The Emperor stands for government, law and order, other big, hierarchical organisations. He is the Armed Forces, the Police, the Civil Service.

He is the guiding principle of protection and of the guardian at work in society and in the home. See those ram’s heads on the arms of his throne? The Emperor is associated with the sign of Aries, the fiery ram. It may indicate a future event occurring at that time of year.

Image below is The Emperor from The Gilded Tarot, by kind permission of Ciro Marchetti

GildedEmperor
From The Gilded Tarot

The Emperor in his true dignity is strength with justice, courage with reason: a defender, a chevalier, a sheltering tree, nests held safely in his branches. He is rule with mercy, compassion for the weak. He upholds fair play, raising his shield so not everyone sheltering behind it gets splattered with rubbish and  er…manure.

He has another side to him of course: war, dictatorship, tyranny, petty officialdom, overbearing bureaucracy. The card may alternatively signify absence of structure and leadership. A bully. The Emperor Reversed is a very serious matter. War.

Michaelangelo, Sistine Chapel

But greetings are due to The Emperor at the top of his game –  best friend to womankind; those men that we love, and what we love best in men, sons of the red earth.

Let your Emperor wear his crown and ermine every now and then.

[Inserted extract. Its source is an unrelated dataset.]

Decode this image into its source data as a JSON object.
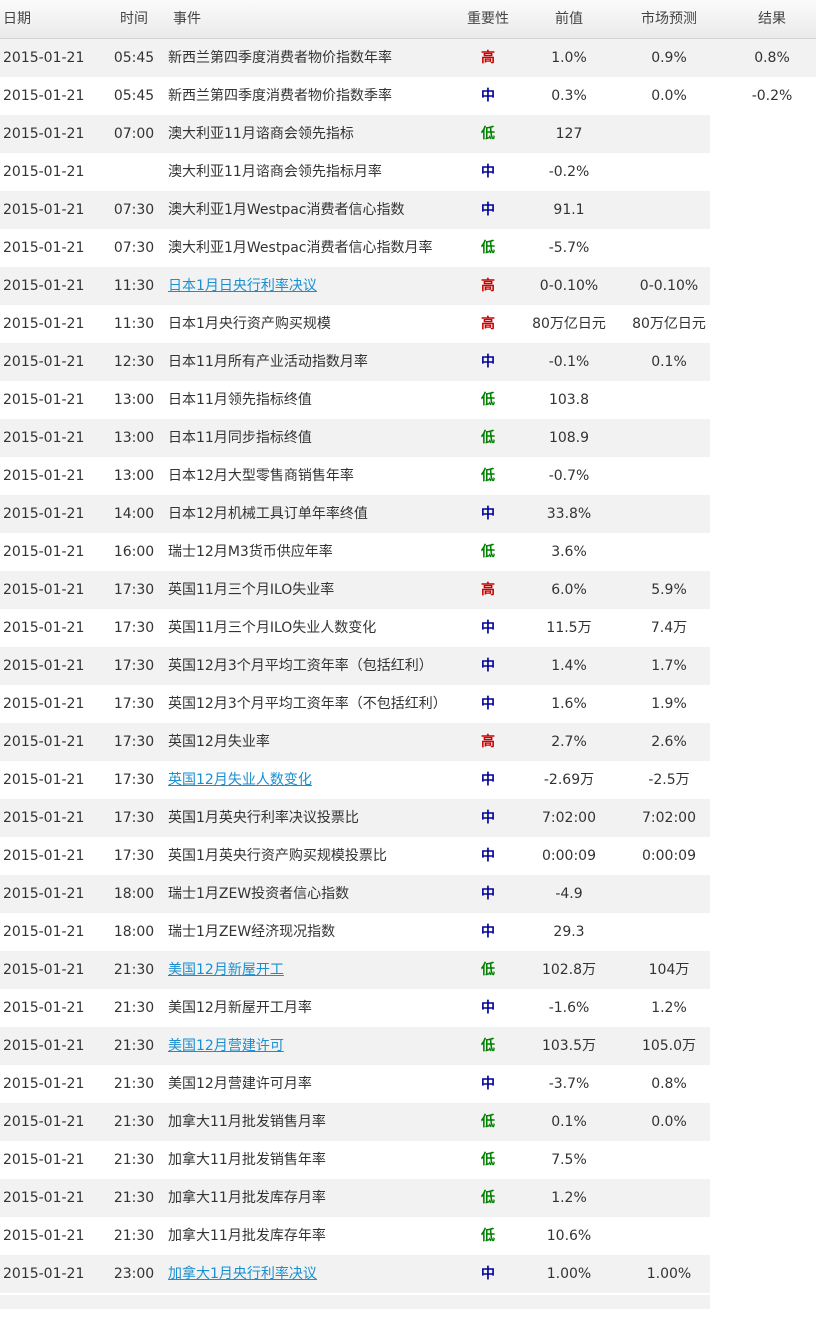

You may be an Empress, and you can wear yours too.

Greetings to the Tarot’s beloved Emperor.

Until next time 🙂